Waged the length of the Korean Peninsula for just more than three years, the Korean War pitted the Soviet-backed communist forces of the North Korean People's Army (KPA), and later of the Chinese People's Volunteer Army (CPVA), against the Republic of Korea Army (ROKA) and United Nations (UN) forces led by the United States. The war both began and ceased with opposing troops stationed in the vicinity of the 38th Parallel, and although the Armistice Agreement ended major military operations, the tenuous finish to the first and limited hot war of the Cold War era ensured a tense atmosphere and the potential for lethal violence across the DMZ during the next fifty years.
Negotiators agreed upon the 1953 cease-fire within the confines of Panmunjom, also known as the Joint Security Area (JSA), a series of buildings inside the DMZ divided eventually by the MDL. Also located at Panmunjom is the Bridge of No Return, or Freedom Bridge, the single surviving span across the Imjin River used by both sides to repatriate prisoners of war shortly after the end of hostilities.
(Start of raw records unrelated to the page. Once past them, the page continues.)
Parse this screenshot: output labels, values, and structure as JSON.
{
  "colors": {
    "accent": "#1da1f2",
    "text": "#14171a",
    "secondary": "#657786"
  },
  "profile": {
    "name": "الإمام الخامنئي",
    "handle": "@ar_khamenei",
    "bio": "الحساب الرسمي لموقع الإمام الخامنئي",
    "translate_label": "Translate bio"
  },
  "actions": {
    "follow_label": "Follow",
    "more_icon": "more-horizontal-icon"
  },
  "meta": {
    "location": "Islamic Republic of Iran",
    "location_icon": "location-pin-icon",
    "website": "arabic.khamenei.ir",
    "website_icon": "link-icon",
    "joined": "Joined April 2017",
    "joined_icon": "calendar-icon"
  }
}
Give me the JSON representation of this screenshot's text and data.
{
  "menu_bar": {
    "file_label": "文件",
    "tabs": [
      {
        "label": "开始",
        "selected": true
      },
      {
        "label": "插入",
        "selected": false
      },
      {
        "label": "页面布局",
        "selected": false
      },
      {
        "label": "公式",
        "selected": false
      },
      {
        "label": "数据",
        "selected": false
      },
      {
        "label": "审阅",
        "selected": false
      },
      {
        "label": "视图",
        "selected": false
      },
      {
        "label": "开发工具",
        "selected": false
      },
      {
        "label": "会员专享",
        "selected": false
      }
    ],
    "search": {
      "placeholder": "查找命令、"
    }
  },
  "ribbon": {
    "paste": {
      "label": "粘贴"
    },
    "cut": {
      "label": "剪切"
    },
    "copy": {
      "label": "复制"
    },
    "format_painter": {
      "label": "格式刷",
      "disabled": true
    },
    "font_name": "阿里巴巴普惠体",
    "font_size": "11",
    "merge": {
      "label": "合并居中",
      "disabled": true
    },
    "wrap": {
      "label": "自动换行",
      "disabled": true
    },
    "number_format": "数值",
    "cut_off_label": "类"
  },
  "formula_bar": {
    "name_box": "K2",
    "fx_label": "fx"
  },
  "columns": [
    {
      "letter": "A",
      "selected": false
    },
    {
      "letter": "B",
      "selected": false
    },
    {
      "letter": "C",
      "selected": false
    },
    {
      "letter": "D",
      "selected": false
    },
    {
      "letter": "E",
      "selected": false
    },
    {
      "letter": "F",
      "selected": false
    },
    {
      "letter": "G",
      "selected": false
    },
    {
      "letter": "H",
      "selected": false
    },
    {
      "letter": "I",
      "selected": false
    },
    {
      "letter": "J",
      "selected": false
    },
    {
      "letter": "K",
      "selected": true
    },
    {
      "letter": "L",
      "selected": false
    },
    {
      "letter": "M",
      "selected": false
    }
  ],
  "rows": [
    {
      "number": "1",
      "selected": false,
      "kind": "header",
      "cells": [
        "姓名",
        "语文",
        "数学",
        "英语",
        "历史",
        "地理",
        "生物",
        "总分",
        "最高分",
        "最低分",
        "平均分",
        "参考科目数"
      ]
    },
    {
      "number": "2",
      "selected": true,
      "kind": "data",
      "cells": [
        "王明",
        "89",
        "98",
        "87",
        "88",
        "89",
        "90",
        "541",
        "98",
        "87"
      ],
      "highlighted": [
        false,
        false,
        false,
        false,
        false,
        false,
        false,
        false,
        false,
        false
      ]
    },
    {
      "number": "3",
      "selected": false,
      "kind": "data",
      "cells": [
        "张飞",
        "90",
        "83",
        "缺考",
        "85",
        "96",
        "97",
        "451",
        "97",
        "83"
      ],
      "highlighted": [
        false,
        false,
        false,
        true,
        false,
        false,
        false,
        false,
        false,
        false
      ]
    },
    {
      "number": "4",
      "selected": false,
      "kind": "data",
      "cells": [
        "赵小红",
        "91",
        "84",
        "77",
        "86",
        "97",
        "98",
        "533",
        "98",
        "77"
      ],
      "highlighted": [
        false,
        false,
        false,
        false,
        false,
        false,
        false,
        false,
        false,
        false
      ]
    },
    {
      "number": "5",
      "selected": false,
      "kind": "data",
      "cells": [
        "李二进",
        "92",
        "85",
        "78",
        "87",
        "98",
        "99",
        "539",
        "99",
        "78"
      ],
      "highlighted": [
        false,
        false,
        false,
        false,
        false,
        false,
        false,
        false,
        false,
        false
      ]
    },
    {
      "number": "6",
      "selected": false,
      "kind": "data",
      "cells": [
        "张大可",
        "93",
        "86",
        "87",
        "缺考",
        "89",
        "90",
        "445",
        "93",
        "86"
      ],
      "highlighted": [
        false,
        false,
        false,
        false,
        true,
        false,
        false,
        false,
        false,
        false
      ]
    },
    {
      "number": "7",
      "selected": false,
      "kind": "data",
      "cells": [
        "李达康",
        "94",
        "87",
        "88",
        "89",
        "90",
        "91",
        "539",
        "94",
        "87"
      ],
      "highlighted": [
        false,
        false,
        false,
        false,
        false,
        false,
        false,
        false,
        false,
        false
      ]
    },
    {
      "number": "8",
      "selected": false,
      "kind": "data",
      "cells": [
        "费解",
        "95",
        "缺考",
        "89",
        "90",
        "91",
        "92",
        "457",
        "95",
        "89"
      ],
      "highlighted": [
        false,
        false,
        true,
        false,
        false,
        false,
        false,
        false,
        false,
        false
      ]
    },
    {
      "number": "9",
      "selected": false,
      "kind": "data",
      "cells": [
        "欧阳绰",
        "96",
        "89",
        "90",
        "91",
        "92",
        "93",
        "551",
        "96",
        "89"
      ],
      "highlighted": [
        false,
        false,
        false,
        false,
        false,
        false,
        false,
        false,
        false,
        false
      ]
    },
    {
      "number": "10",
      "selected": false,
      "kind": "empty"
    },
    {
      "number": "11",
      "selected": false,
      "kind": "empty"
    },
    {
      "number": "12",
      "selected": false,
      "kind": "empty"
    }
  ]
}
The Bridge of No Return was the scene of the most infamous DMZ incident when, on 18 August 1976, U.S. Army Captain Arthur Bonifas and Lieutenant Mark Barrett were axed to death by KPA personnel while trimming a poplar tree impeding sight lines from UN checkpoints within the JSA. These deaths marked the first fatalities inside the JSA in twenty-three years and were interpreted by Washington as an intentional provocation by the DPRK leadership in response to heightened tensions on the peninsula. The U.S. reaction, Operation paul bunyan, was swift. Three days after the murders, an eighty-man force of engineers, security force personnel, and tae kwon do experts, backed by an entourage of helicopter gunships, jet aircraft, and the entire Midway carrier battle group, removed the tree.
Potentially hostile action has also occurred south of the MDL, as evidenced by the 1974 discovery of a tunnel emanating from North Korea that ran 1,000 yards into the southern portion of the DMZ. Subsequent tunnels found in 1975, 1978, and 1990 led U.S. military experts to estimate that perhaps two dozen had been dug by KPA forces.
With the fall of the Berlin Wall in November 1989, the Korean DMZ became the world's most heavily armed border. Lined on both sides by land mines, heavy artillery, and more than 1.5 million soldiers, the DMZ remained a Cold War flash point that outlived even the superpower standoff itself, a reminder of the perils of the Cold War rivalry.
Robert G. Berschinski
Hermes, Walter G. The United States Army in the Korean War: Truce Tent and Fighting Front. Washington, DC: U.S. Government Printing Office, 1966.; Oberdorfer, Don. The Two Koreas: A Contemporary History. Revised and updated ed. New York: Basic Books, 2002.